Full transcript of judge's ruling against Dino Rossi's case.

On Monday morning, after six months of Republican posturing that an evil liberal cabal in King County had stolen the gubernatorial election, stubborn GOP candidate Dino Rossi got his comeuppance. Let's not mince words: Chelan County Superior Court Judge John Bridges methodically destroyed the Republican case in his hour-long recitation from the bench, unraveling months of spin and dismissing as meritless the wild charges of fraud from Rossi lawyers. By the time Bridges finished, Rossi's hopes of overturning the election were over. His defeat was so total that at a Monday evening press conference, despite previous promises to appeal an unfavorable ruling to the state supreme court, Rossi threw in the towel.

Governor Christine Gregoire cried tears of joy and relief. Democratic U.S. Senator Maria Cantwell might have privately squeezed out a tear or two as well.
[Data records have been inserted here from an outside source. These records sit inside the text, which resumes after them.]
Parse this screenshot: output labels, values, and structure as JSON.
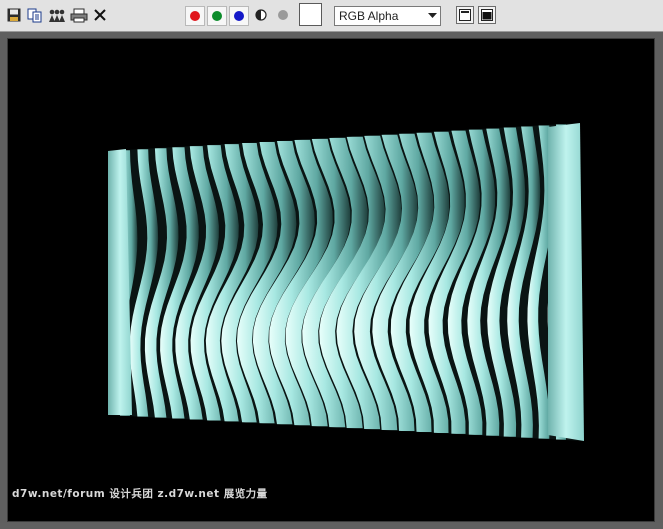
{
  "toolbar": {
    "icons": [
      "save-icon",
      "copy-icon",
      "clone-icon",
      "print-icon",
      "clear-icon"
    ],
    "channel_buttons": [
      {
        "name": "red-channel",
        "color": "#e0151b"
      },
      {
        "name": "green-channel",
        "color": "#0c8c2b"
      },
      {
        "name": "blue-channel",
        "color": "#1318c8"
      }
    ],
    "mono_icon": "half-circle-icon",
    "alpha_dot_color": "#9a9a9a",
    "background_color": "#ffffff",
    "channel_select": {
      "value": "RGB Alpha"
    },
    "frame_icons": [
      "frame-window-icon",
      "frame-fill-icon"
    ]
  },
  "render": {
    "background": "#000000",
    "object_color": "#9fe4dd",
    "watermark": "d7w.net/forum 设计兵团 z.d7w.net 展览力量"
  }
}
As Rossi pursued his legal challenge to Gregoire's razor-thin 129-vote victory, he claimed he has no interest in challenging the vulnerable first-term senator, who is up for reelection in 2006. But if he does, Cantwell could be in trouble: A recent poll showed her trailing Rossi by close to double digits in a head-to-head matchup.

Whatever the future holds, Monday's decision was a huge win for the Democrats. By any objective measure, the rout was near total. The Republicans had begun the nine-day trial by alleging fraud in King County-including ballot-stuffing in pro-Gregoire precincts, and disappearing ballots in pro-Rossi ones-on the basis of a tendentious statistical analysis unsupported by any direct evidence. Bridges wasn't buying. "There is no evidence that ballots were changed, the ballot box stuffed, or that lawful votes were removed from either candidate's ballot box," he said, adding: "During the 2004 general election, the polling sites across the State were populated by inspectors, judges, observers, attorneys, and the media. No testimony has been placed before the court to suggest fraud or intentional misconduct."
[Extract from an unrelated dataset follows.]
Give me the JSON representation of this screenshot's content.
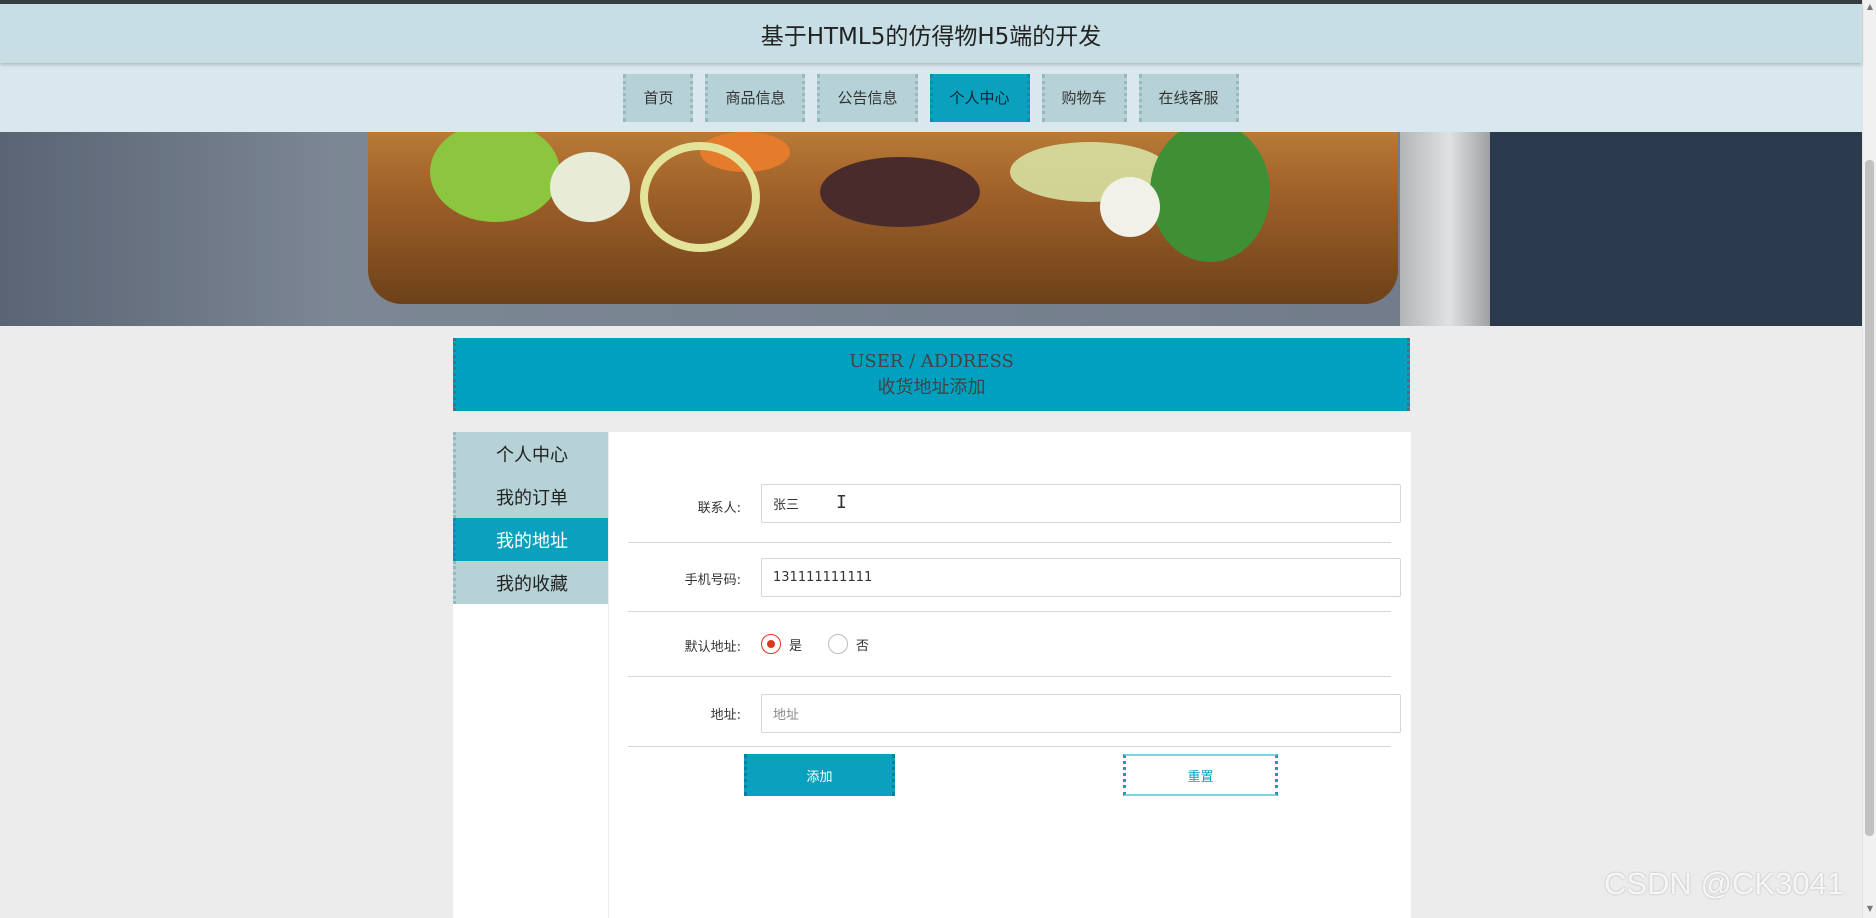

He also made it clear that Republicans had not produced a shred of evidence to meet the basic legal standard in the case: They were supposed to prove that Rossi had actually won. He then dismissed as junk science the other key claim by Republicans-that illegal votes, mostly by felons, should be deducted from each candidate according to the percentage of the vote they received in the precinct in which the votes were cast. And he said that even if he had accepted the Republicans' proportional-deduction idea, Gregoire would still have won the election.

Bridges seemed to go out of his way to take a shot at the Republican case. To overturn the election on the basis of the Republican theories would be "the ultimate act of judicial egotism or judicial activism," he asserted.

Republicans decried the ruling, saying the standard set by Bridges-that Republicans had to prove that the illegal votes cast actually resulted in Gregoire's victory-was a misreading of the law. "It's an absurd standard," said Washington State Republican Party Chair Chris Vance. "It's impossible. It can't be done."

Well, it certainly can't be done when you don't have any evidence, the Democrats pointed out. Indeed, Democrats were thrilled with the outcome. "The Republicans got nothing. They got a black eye," said Democratic political consultant Christian Sinderman, who worked on Gregoire's campaign.

Bridges did have some sharp words for King County, though. He decried the lackadaisical culture of the department, which has long been a problem: "The voters of this state are in a position to demand of their executive and legislative bodies that remedial measures be instituted immediately," he said. On the other hand, he exonerated King County officials of engaging in "partisan bias." He pointed out that election errors were statewide, and said, "Specifically with reference to King County, there is no evidence that the significant errors which occurred resulted from intentional misconduct or someone's desire to manipulate the election."

At his press conference, Rossi did not rule out the possibility of rejoining the political fray. But by pursuing such a weak case, Democrats hope Rossi has damaged his public standing. As Sinderman put it, "his credibility has taken a huge hit. A lot of the luster is off now." ■